Solid Waste & Recycling

Feature

DIVERSION: Strategic Planning for Solid Waste Management

In 2003 the Township of Southgate, Ontario launched its new solid waste collection, transfer, processing and disposal program. Southgate, located in Grey County about two hours north of Toronto, serves a mostly rural community. It largest urban ar...


In 2003 the Township of Southgate, Ontario launched its new solid waste collection, transfer, processing and disposal program. Southgate, located in Grey County about two hours north of Toronto, serves a mostly rural community. It largest urban area is Dundalk with a population of approximately 1,500. The new system reduces costs, provides more equitable public service and is more environmentally sustainable than its predecessor.

The Solid Waste Committee Chairman and the Council have shown great leadership in the implementation of the new system. The new program is the result of a planning process that Southgate initiated in 2001 when it contracted Burnside to review its system. Its three landfill sites had only three or four years of approved disposal capacity left, and shipped some waste to an adjacent township at relatively high costs. Only the residents of Dundalk received curbside waste collection; everyone else had to travel to local landfills or transfer stations, which sometimes represented a 46-km round trip. In 2001 the recycling programs only diverted 15 to 24 per cent of waste from disposal.

Burnside developed and evaluated over 30 different solid waste options, including contracted and municipally-owned and operated systems. Additional options included complete closure of sites and shipment to another site, as well as the existing system.

The new system

Southgate’s new system can potentially divert up to 77 per cent of waste through a combination of recycling and composting. If residents and businesses participate, this high diversion rate will extend the life the key landfill at Egremont to 2070. Egremont Landfill is now the main site for disposal and recycling facilities, and has been designed to the latest environmental standards. A new site entrance and public drop-off station has been built along with an area for windrow composting. Most recyclables are shipped to Guelph’s recycling facility.

Initial results are exciting. Sample weights collected for several weeks just after program implementation indicate that an estimated 70 per cent diversion rate is being achieved already.

At the same time as the program is more equitable, the cost per household will drop from $161 for the previous system to just over $120 per year. These costs include collection, carts, transfer facilities, roll-off truck and bin purchase, as well as operating costs for the landfill sites for their remaining lives, including post-closure care.

Starting in May 2003, residents and business owners were required to separate their waste into four different types: recyclable materials, organic/compostable materials, residue for disposal and HHW. The “four-stream system” was necessary because in order to hit diversion rates organic waste had to be dealt with. A simple ban on organics disposal was considered that would have required residents to home compost or use private suppliers, etc.
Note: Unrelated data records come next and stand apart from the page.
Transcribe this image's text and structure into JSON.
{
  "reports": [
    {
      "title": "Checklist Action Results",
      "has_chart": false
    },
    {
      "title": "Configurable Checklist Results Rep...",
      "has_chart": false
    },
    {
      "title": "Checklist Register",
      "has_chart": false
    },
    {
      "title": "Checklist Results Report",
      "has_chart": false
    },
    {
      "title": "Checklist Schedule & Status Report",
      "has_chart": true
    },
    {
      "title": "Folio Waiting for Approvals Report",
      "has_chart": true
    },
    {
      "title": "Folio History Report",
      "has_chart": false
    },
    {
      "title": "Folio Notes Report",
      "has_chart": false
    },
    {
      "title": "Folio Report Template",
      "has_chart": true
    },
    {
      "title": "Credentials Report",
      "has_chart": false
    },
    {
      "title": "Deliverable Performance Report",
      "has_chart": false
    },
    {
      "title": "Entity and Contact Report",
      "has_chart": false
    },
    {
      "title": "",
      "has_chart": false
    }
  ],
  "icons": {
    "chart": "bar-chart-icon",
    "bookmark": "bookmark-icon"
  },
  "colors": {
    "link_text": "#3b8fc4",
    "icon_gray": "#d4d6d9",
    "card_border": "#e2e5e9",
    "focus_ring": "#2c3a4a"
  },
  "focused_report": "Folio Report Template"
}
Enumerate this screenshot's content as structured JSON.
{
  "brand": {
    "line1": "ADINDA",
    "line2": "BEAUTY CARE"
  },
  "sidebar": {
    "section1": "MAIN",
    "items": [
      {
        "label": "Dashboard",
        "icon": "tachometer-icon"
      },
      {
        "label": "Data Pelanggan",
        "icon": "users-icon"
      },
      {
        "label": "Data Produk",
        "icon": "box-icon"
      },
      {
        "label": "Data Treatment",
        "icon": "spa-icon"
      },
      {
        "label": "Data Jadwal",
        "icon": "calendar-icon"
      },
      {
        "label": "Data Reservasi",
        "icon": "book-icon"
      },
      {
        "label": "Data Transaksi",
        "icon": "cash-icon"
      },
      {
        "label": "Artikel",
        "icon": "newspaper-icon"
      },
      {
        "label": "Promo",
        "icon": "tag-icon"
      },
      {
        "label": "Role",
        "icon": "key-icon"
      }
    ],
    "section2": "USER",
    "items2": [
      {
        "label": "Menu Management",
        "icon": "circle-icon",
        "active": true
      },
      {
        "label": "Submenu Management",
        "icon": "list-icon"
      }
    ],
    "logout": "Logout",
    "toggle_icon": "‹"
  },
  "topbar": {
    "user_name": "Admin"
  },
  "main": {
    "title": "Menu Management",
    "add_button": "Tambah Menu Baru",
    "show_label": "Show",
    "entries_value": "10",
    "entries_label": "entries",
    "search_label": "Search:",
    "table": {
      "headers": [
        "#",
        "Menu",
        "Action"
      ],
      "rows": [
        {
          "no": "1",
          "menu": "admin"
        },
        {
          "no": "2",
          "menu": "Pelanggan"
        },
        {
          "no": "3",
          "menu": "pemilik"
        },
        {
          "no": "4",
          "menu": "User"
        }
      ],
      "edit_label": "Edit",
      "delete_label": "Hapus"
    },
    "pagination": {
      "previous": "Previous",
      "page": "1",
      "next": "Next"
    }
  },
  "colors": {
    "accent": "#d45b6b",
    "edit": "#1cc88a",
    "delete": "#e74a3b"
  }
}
However, the local government felt other problems could develop. People deliver HHW to a depot in Owen Sound.

For sorting, each small business and household was supplied with three new IPL carts (selected via competitive tender). No carts are required for hazardous waste. Extra carts can be purchased by those who produce higher waste quantities. Almost 8,000 carts were supplied and a database of their distribution was developed.

The Township was divided into four waste collection routes. Waste material is picked up weekly on different days for each route, with recyclables and waste for disposal collected on alternating weeks. Organics are picked up weekly.

To help ensure high participation, two weeks before the first pickup residents received a clear, simple collection schedule along with their new carts and information developed by Burnside about the materials that can be put in them. (The Township was nominated for an award for this material by the Recycling Council of Ontario.)

Since the new system includes a roll-off truck and 40-yard bin system for the transfer and shipment of materials, enhanced waste services can be considered in the future for larger commercial, institutional and industrial customers.

Lyle Parsons is vice president, environment, at R.J. Burnside & Associates Ltd. in Orangeville, Ontario. Email Lyle at Lyle_Parsons@rjburnside.com


Print this page

Related Posts



Have your say:

Your email address will not be published. Required fields are marked *

*